(Stored items from a collection)

________________________________________

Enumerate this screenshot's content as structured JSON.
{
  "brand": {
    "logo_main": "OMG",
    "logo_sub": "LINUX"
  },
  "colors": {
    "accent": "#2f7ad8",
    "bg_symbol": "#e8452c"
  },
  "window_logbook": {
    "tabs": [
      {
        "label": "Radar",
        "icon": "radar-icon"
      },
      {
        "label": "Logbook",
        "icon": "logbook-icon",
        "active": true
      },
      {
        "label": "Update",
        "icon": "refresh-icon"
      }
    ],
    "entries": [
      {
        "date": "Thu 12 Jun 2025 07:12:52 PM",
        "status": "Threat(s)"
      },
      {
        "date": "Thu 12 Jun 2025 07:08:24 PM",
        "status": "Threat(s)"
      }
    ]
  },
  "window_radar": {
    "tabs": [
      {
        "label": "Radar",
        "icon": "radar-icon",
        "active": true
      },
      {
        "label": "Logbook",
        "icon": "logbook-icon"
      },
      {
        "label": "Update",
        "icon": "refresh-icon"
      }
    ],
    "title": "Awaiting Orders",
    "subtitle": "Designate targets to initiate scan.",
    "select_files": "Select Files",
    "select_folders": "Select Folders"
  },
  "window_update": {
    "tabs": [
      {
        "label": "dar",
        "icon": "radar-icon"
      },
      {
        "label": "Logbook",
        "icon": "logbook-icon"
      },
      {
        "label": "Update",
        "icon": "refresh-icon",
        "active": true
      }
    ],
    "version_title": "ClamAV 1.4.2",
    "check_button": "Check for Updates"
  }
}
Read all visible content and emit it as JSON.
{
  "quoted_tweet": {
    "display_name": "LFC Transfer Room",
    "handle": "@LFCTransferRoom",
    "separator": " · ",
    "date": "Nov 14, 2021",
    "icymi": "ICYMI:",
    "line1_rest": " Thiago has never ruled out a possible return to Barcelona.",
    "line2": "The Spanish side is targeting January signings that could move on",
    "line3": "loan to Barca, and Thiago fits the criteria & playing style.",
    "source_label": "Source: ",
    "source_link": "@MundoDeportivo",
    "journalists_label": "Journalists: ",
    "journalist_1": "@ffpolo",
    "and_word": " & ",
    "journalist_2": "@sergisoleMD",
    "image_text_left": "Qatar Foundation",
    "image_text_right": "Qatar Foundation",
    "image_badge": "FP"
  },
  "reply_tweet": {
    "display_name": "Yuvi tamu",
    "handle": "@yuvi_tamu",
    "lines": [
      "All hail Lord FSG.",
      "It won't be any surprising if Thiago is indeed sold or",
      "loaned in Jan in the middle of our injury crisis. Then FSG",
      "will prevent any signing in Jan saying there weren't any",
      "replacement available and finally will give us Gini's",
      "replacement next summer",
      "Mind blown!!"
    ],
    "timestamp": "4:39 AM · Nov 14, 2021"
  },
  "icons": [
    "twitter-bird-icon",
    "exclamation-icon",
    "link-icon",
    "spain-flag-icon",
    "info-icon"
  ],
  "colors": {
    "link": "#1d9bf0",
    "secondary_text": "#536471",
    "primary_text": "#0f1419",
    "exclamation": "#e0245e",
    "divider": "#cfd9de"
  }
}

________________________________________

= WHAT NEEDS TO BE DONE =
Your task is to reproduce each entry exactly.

= RESULT FOR THIS EXERCISE =
Enumerate this screenshot's content as structured JSON.
{
  "brand": {
    "logo_main": "OMG",
    "logo_sub": "LINUX"
  },
  "colors": {
    "accent": "#2f7ad8",
    "bg_symbol": "#e8452c"
  },
  "window_logbook": {
    "tabs": [
      {
        "label": "Radar",
        "icon": "radar-icon"
      },
      {
        "label": "Logbook",
        "icon": "logbook-icon",
        "active": true
      },
      {
        "label": "Update",
        "icon": "refresh-icon"
      }
    ],
    "entries": [
      {
        "date": "Thu 12 Jun 2025 07:12:52 PM",
        "status": "Threat(s)"
      },
      {
        "date": "Thu 12 Jun 2025 07:08:24 PM",
        "status": "Threat(s)"
      }
    ]
  },
  "window_radar": {
    "tabs": [
      {
        "label": "Radar",
        "icon": "radar-icon",
        "active": true
      },
      {
        "label": "Logbook",
        "icon": "logbook-icon"
      },
      {
        "label": "Update",
        "icon": "refresh-icon"
      }
    ],
    "title": "Awaiting Orders",
    "subtitle": "Designate targets to initiate scan.",
    "select_files": "Select Files",
    "select_folders": "Select Folders"
  },
  "window_update": {
    "tabs": [
      {
        "label": "dar",
        "icon": "radar-icon"
      },
      {
        "label": "Logbook",
        "icon": "logbook-icon"
      },
      {
        "label": "Update",
        "icon": "refresh-icon",
        "active": true
      }
    ],
    "version_title": "ClamAV 1.4.2",
    "check_button": "Check for Updates"
  }
}
Read all visible content and emit it as JSON.
{
  "quoted_tweet": {
    "display_name": "LFC Transfer Room",
    "handle": "@LFCTransferRoom",
    "separator": " · ",
    "date": "Nov 14, 2021",
    "icymi": "ICYMI:",
    "line1_rest": " Thiago has never ruled out a possible return to Barcelona.",
    "line2": "The Spanish side is targeting January signings that could move on",
    "line3": "loan to Barca, and Thiago fits the criteria & playing style.",
    "source_label": "Source: ",
    "source_link": "@MundoDeportivo",
    "journalists_label": "Journalists: ",
    "journalist_1": "@ffpolo",
    "and_word": " & ",
    "journalist_2": "@sergisoleMD",
    "image_text_left": "Qatar Foundation",
    "image_text_right": "Qatar Foundation",
    "image_badge": "FP"
  },
  "reply_tweet": {
    "display_name": "Yuvi tamu",
    "handle": "@yuvi_tamu",
    "lines": [
      "All hail Lord FSG.",
      "It won't be any surprising if Thiago is indeed sold or",
      "loaned in Jan in the middle of our injury crisis. Then FSG",
      "will prevent any signing in Jan saying there weren't any",
      "replacement available and finally will give us Gini's",
      "replacement next summer",
      "Mind blown!!"
    ],
    "timestamp": "4:39 AM · Nov 14, 2021"
  },
  "icons": [
    "twitter-bird-icon",
    "exclamation-icon",
    "link-icon",
    "spain-flag-icon",
    "info-icon"
  ],
  "colors": {
    "link": "#1d9bf0",
    "secondary_text": "#536471",
    "primary_text": "#0f1419",
    "exclamation": "#e0245e",
    "divider": "#cfd9de"
  }
}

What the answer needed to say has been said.